Web page and app entries

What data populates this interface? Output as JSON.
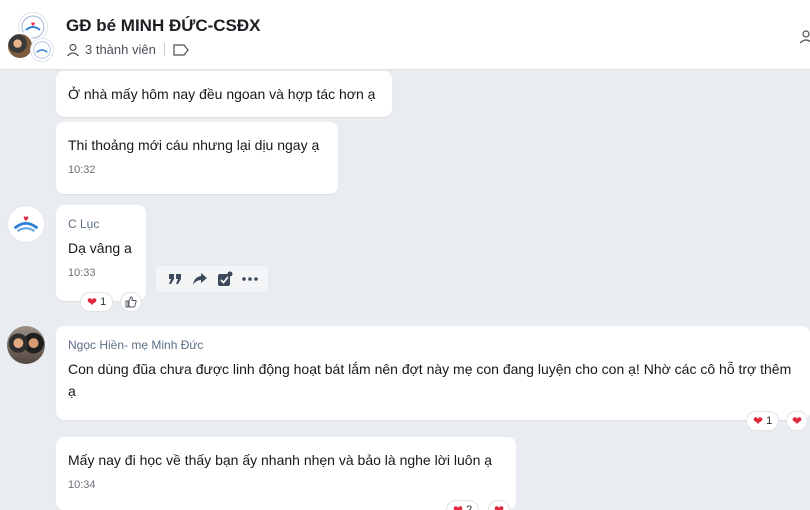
{
  "header": {
    "title": "GĐ bé MINH ĐỨC-CSĐX",
    "member_count": "3 thành viên"
  },
  "colors": {
    "heart": "#e0263c",
    "bubble": "#ffffff",
    "background": "#e9ecf0"
  },
  "messages": [
    {
      "text": "Ở nhà mấy hôm nay đều ngoan và hợp tác hơn ạ"
    },
    {
      "text": "Thi thoảng mới cáu nhưng lại dịu ngay ạ",
      "time": "10:32"
    },
    {
      "sender": "C Lục",
      "text": "Dạ vâng a",
      "time": "10:33",
      "reaction_count": "1"
    },
    {
      "sender": "Ngọc Hiền- mẹ Minh Đức",
      "text": "Con dùng đũa chưa được linh động hoạt bát lắm nên đợt này mẹ con đang luyện cho con ạ! Nhờ các cô hỗ trợ thêm ạ",
      "reaction_count": "1"
    },
    {
      "text": "Mấy nay đi học về thấy bạn ấy nhanh nhẹn và bảo là nghe lời luôn ạ",
      "time": "10:34",
      "reaction_count": "2"
    }
  ],
  "icons": {
    "members": "person-icon",
    "tag": "tag-icon",
    "quote": "quote-icon",
    "forward": "forward-icon",
    "task": "task-check-icon",
    "more": "more-icon",
    "like": "thumbs-up-icon",
    "heart": "heart-icon"
  }
}
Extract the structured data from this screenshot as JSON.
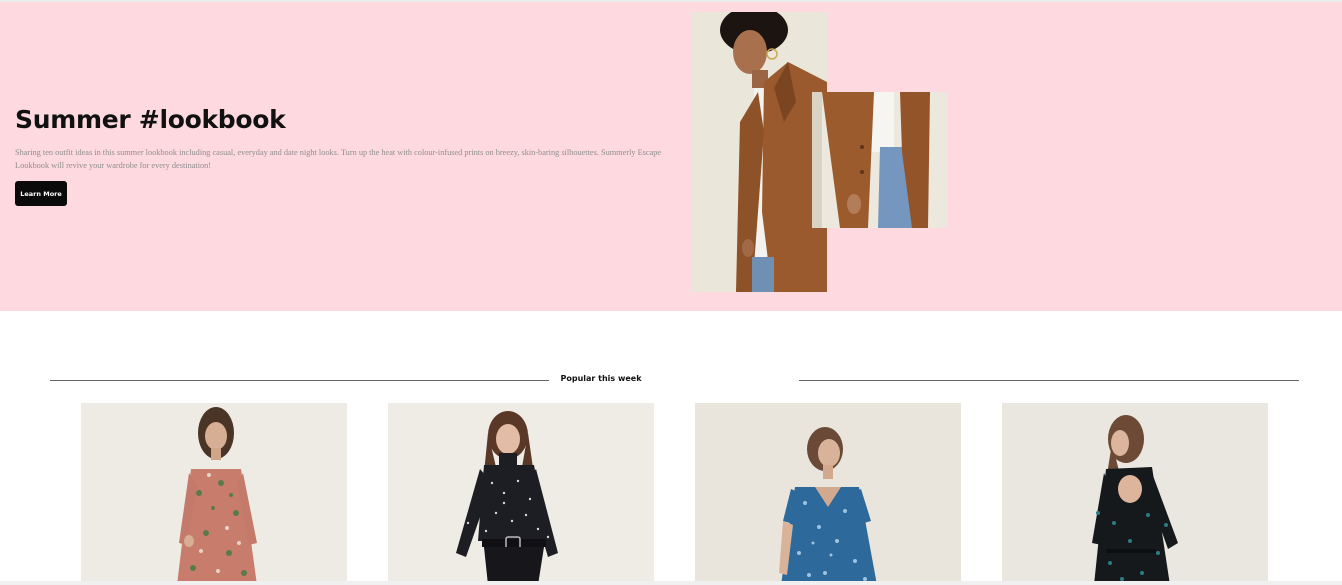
{
  "hero": {
    "title": "Summer #lookbook",
    "description": "Sharing ten outfit ideas in this summer lookbook including casual, everyday and date night looks. Turn up the heat with colour-infused prints on breezy, skin-baring silhouettes. Summerly Escape Lookbook will revive your wardrobe for every destination!",
    "button_label": "Learn More",
    "background_color": "#ffd9e0"
  },
  "hero_images": [
    {
      "name": "hero-image-coat-model"
    },
    {
      "name": "hero-image-coat-detail"
    }
  ],
  "popular": {
    "heading": "Popular this week",
    "products": [
      {
        "name": "product-floral-dress"
      },
      {
        "name": "product-polka-dot-blouse"
      },
      {
        "name": "product-blue-print-dress"
      },
      {
        "name": "product-black-backless-dress"
      }
    ]
  }
}
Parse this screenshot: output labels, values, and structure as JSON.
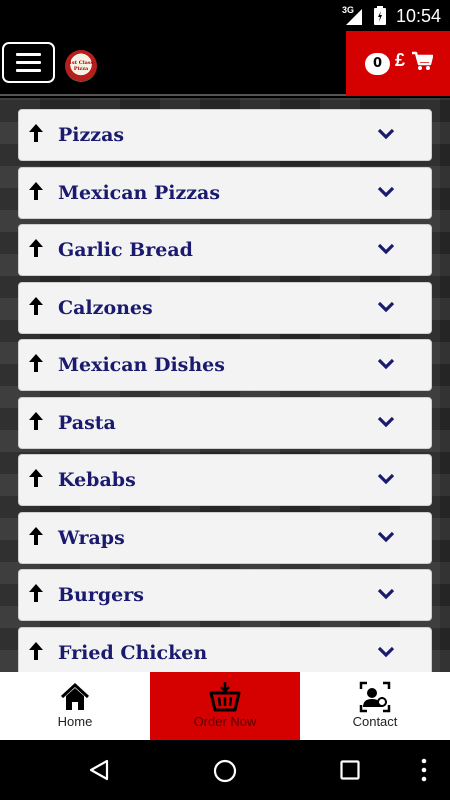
{
  "status_bar": {
    "network": "3G",
    "time": "10:54"
  },
  "header": {
    "logo_text": "1st Class Pizza",
    "cart": {
      "count": "0",
      "currency": "£"
    }
  },
  "categories": [
    {
      "label": "Pizzas"
    },
    {
      "label": "Mexican Pizzas"
    },
    {
      "label": "Garlic Bread"
    },
    {
      "label": "Calzones"
    },
    {
      "label": "Mexican Dishes"
    },
    {
      "label": "Pasta"
    },
    {
      "label": "Kebabs"
    },
    {
      "label": "Wraps"
    },
    {
      "label": "Burgers"
    },
    {
      "label": "Fried Chicken"
    }
  ],
  "bottom_nav": {
    "home": "Home",
    "order_now": "Order Now",
    "contact": "Contact"
  },
  "colors": {
    "accent": "#d50000",
    "category_text": "#1a1a6e",
    "card": "#f3f3f3"
  },
  "icons": [
    "hamburger-menu-icon",
    "cart-icon",
    "arrow-up-icon",
    "chevron-down-icon",
    "home-icon",
    "basket-icon",
    "contact-card-icon",
    "back-icon",
    "home-circle-icon",
    "recents-icon",
    "overflow-icon"
  ]
}
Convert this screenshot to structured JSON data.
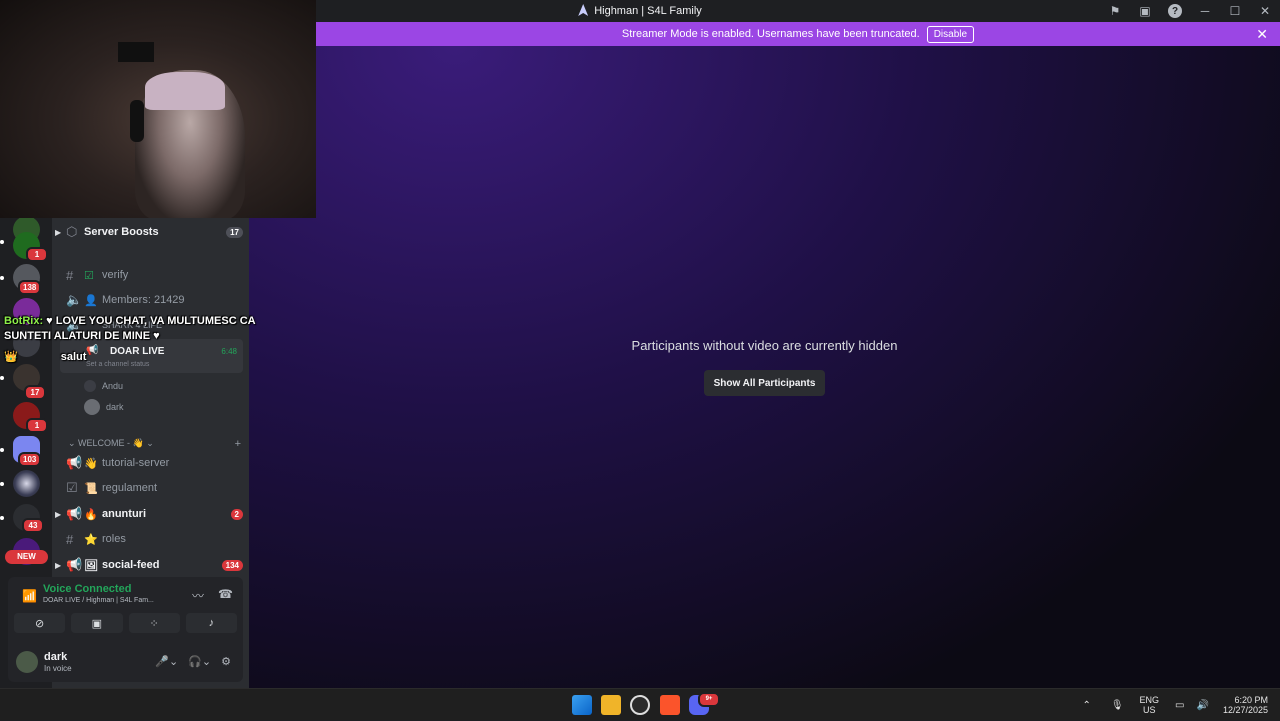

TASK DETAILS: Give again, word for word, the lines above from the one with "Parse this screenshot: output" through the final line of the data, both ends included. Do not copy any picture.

OUTPUT OF THE TASK:
Parse this screenshot: output labels, values, and structure as JSON.
{
  "status_bar": {
    "network": "3G",
    "time": "10:54"
  },
  "header": {
    "logo_text": "1st Class Pizza",
    "cart": {
      "count": "0",
      "currency": "£"
    }
  },
  "categories": [
    {
      "label": "Pizzas"
    },
    {
      "label": "Mexican Pizzas"
    },
    {
      "label": "Garlic Bread"
    },
    {
      "label": "Calzones"
    },
    {
      "label": "Mexican Dishes"
    },
    {
      "label": "Pasta"
    },
    {
      "label": "Kebabs"
    },
    {
      "label": "Wraps"
    },
    {
      "label": "Burgers"
    },
    {
      "label": "Fried Chicken"
    }
  ],
  "bottom_nav": {
    "home": "Home",
    "order_now": "Order Now",
    "contact": "Contact"
  },
  "colors": {
    "accent": "#d50000",
    "category_text": "#1a1a6e",
    "card": "#f3f3f3"
  },
  "icons": [
    "hamburger-menu-icon",
    "cart-icon",
    "arrow-up-icon",
    "chevron-down-icon",
    "home-icon",
    "basket-icon",
    "contact-card-icon",
    "back-icon",
    "home-circle-icon",
    "recents-icon",
    "overflow-icon"
  ]
}
Convert this screenshot to structured JSON data.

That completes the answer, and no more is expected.